Cameron Gray (SAC12)
The Vietnam immersion is one of the most challenging yet rewarding experiences that young Aloysius' and Riverview Old Boys can undertake in their early post-high school life. The immersion visits places such as Hanoi, St Vincent Diem Orphanage in Dong Hoi. Time is spent at the orphanage in central Vietnam, run by The Sisters of the Lovers of the Holy Cross, an order of holy nuns caring for up to 70 kids at any time. The vast majority of the children, across a range of ages, suffer from mental or physical disabilities, where time is spent feeding and playing with the children whilst also working in the potato fields or shelling peanuts. It can be a very tough emotional struggle at the orphanage, however the looks of happiness on the children’s faces every day, as well as a greater understanding of yourself and life back home is a great reward.

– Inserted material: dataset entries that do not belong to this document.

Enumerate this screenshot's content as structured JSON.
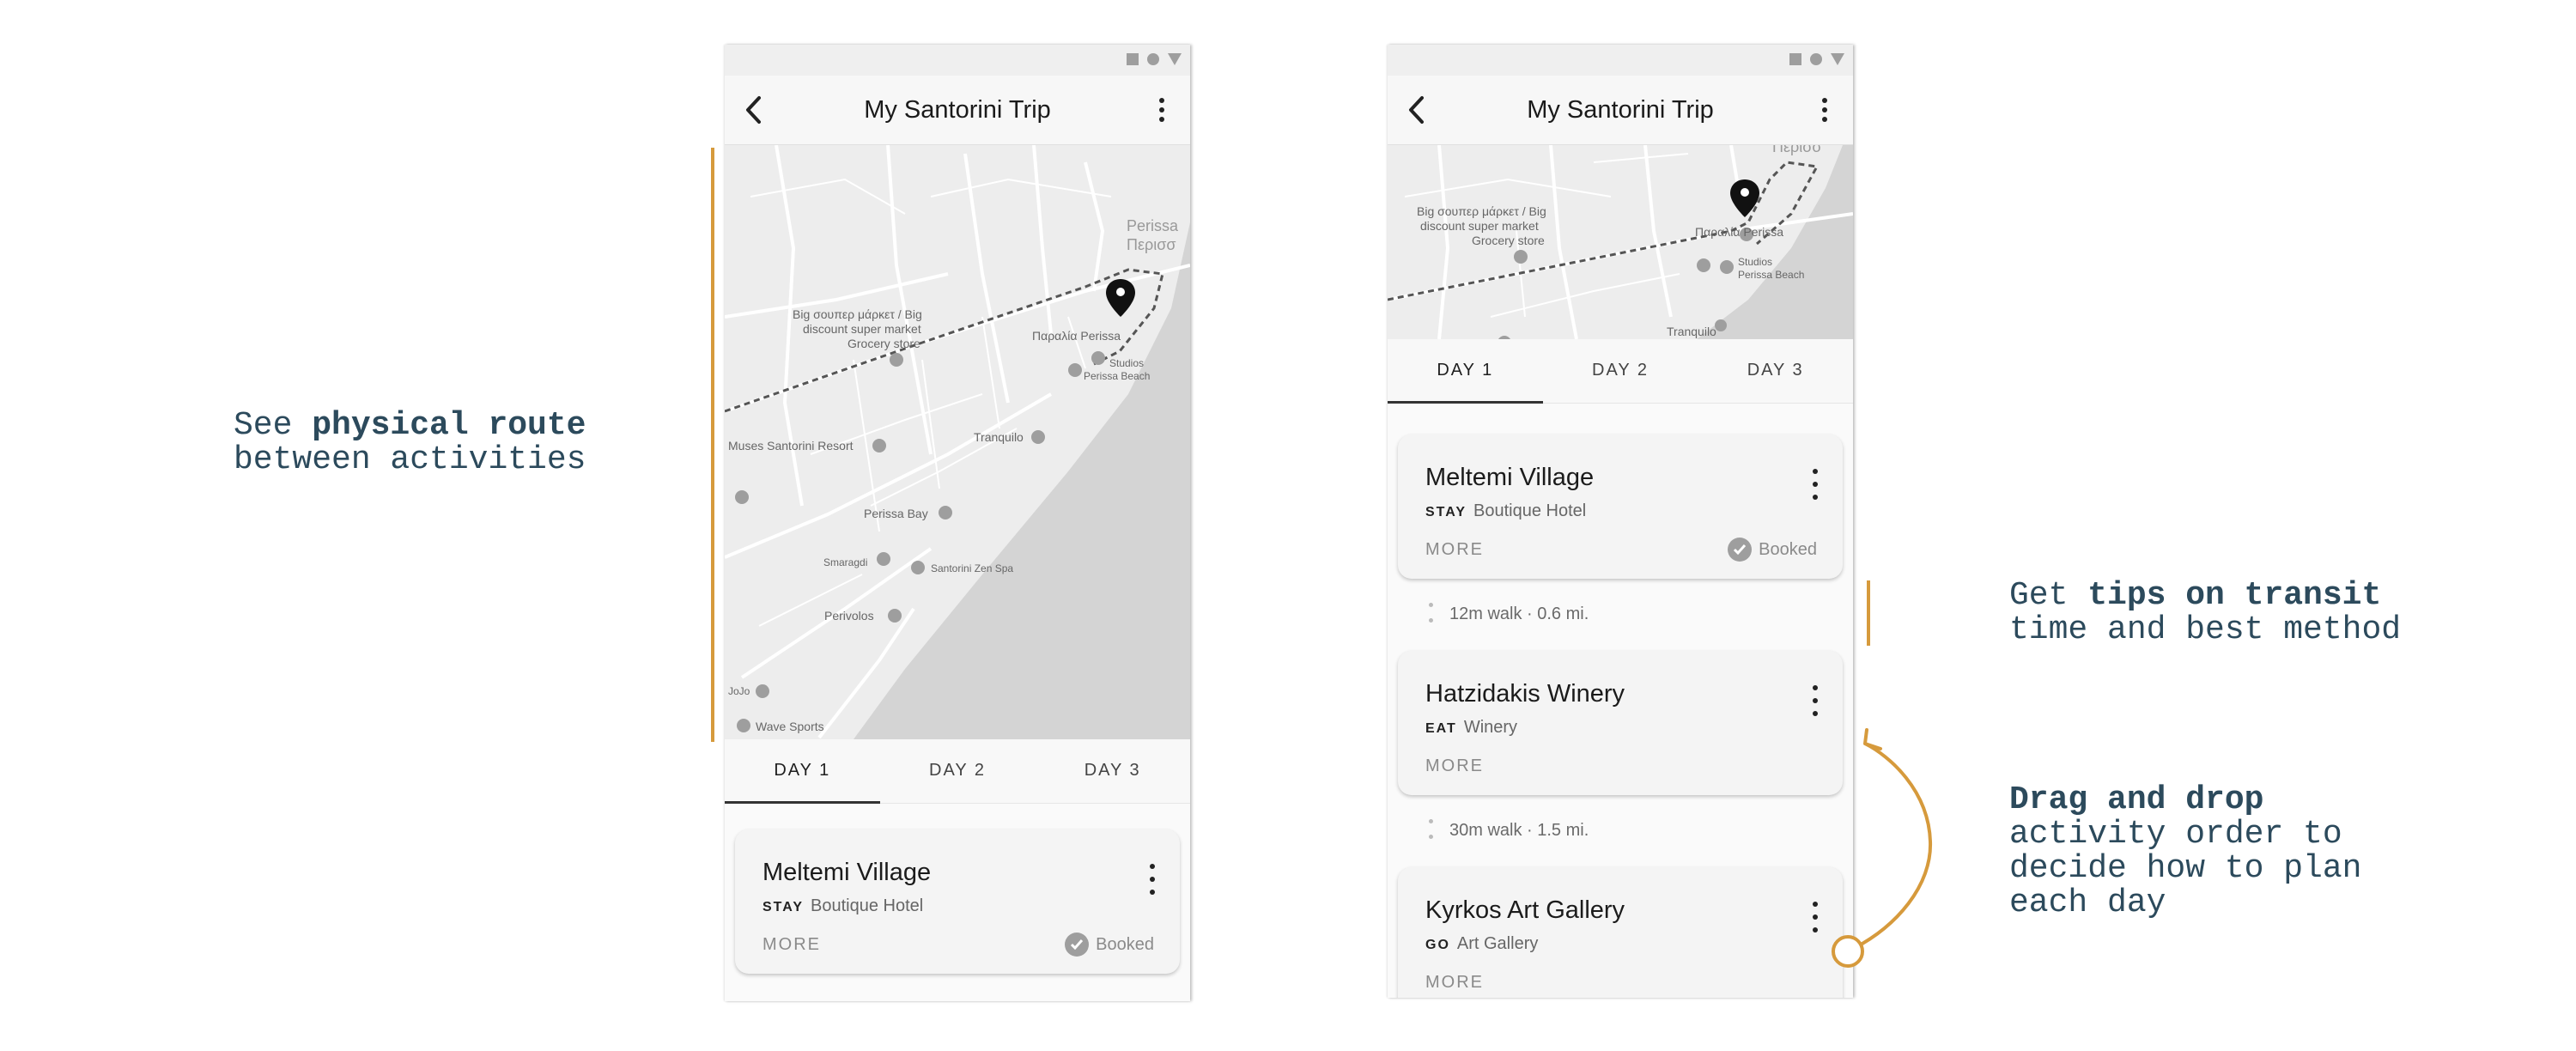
{
  "annotations": {
    "route": {
      "prefix": "See ",
      "bold": "physical route",
      "line2": "between activities"
    },
    "transit": {
      "prefix": "Get ",
      "bold": "tips on transit",
      "line2": "time and best method"
    },
    "drag": {
      "bold": "Drag and drop",
      "line2": "activity order to",
      "line3": "decide how to plan",
      "line4": "each day"
    }
  },
  "colors": {
    "accent": "#d69a3c",
    "annotation_text": "#2c4a5c",
    "water": "#d4d4d4",
    "land": "#ededed",
    "road": "#ffffff"
  },
  "icons": {
    "back": "arrow-back-icon",
    "menu": "more-vert-icon",
    "booked": "check-circle-icon",
    "pin": "location-pin-icon",
    "poi": "poi-marker-icon"
  },
  "phones": [
    {
      "title": "My Santorini Trip",
      "tabs": [
        "DAY 1",
        "DAY 2",
        "DAY 3"
      ],
      "active_tab": 0,
      "map_labels": [
        {
          "text": "Big σουπερ μάρκετ / Big"
        },
        {
          "text": "discount super market"
        },
        {
          "text": "Grocery store"
        },
        {
          "text": "Παραλία Perissa"
        },
        {
          "text": "Studios"
        },
        {
          "text": "Perissa Beach"
        },
        {
          "text": "Perissa"
        },
        {
          "text": "Περισσ"
        },
        {
          "text": "Muses Santorini Resort"
        },
        {
          "text": "Tranquilo"
        },
        {
          "text": "Perissa Bay"
        },
        {
          "text": "Smaragdi"
        },
        {
          "text": "Santorini Zen Spa"
        },
        {
          "text": "Perivolos"
        },
        {
          "text": "JoJo"
        },
        {
          "text": "Wave Sports"
        }
      ],
      "cards": [
        {
          "name": "Meltemi Village",
          "type": "STAY",
          "category": "Boutique Hotel",
          "more": "MORE",
          "status": "Booked"
        }
      ]
    },
    {
      "title": "My Santorini Trip",
      "tabs": [
        "DAY 1",
        "DAY 2",
        "DAY 3"
      ],
      "active_tab": 0,
      "map_labels": [
        {
          "text": "Περισσ"
        },
        {
          "text": "Big σουπερ μάρκετ / Big"
        },
        {
          "text": "discount super market"
        },
        {
          "text": "Grocery store"
        },
        {
          "text": "Παραλία Perissa"
        },
        {
          "text": "Studios"
        },
        {
          "text": "Perissa Beach"
        },
        {
          "text": "Tranquilo"
        }
      ],
      "cards": [
        {
          "name": "Meltemi Village",
          "type": "STAY",
          "category": "Boutique Hotel",
          "more": "MORE",
          "status": "Booked"
        },
        {
          "name": "Hatzidakis Winery",
          "type": "EAT",
          "category": "Winery",
          "more": "MORE"
        },
        {
          "name": "Kyrkos Art Gallery",
          "type": "GO",
          "category": "Art Gallery",
          "more": "MORE"
        }
      ],
      "transit": [
        "12m walk · 0.6 mi.",
        "30m walk · 1.5 mi."
      ]
    }
  ]
}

The faith of the Sisters and the children is inspiring. And thanks to the young Old Boys, The Cardoner Project has raised over $70,000 for the Sisters' work since 2010, allowing them to build a Chapel, and complete much-needed extensions to rooms for the children with the most severe disabilities.
Overall, the immersion is an amazing, fun opportunity to experience a new culture and the hardships faced around the world whilst also reflecting on yourself and the life you live.
Open to recent Jesuit high school graduates, the Vietnam and Thailand immersion presents participants with the opportunity to experience the urban and rural cultures of each country. In Vietnam, participants visit the Saint Vincent Diem orphanage for disabled children where they assist the Sisters with a variety of activities, and the village of Huay Tong in the mountains outside of Chiang Mai where they work with the Karen community to help contribute to improving the living conditions of this local hill tribe. Huay Tong is the site of Colombiere House where the Service Year volunteers are based.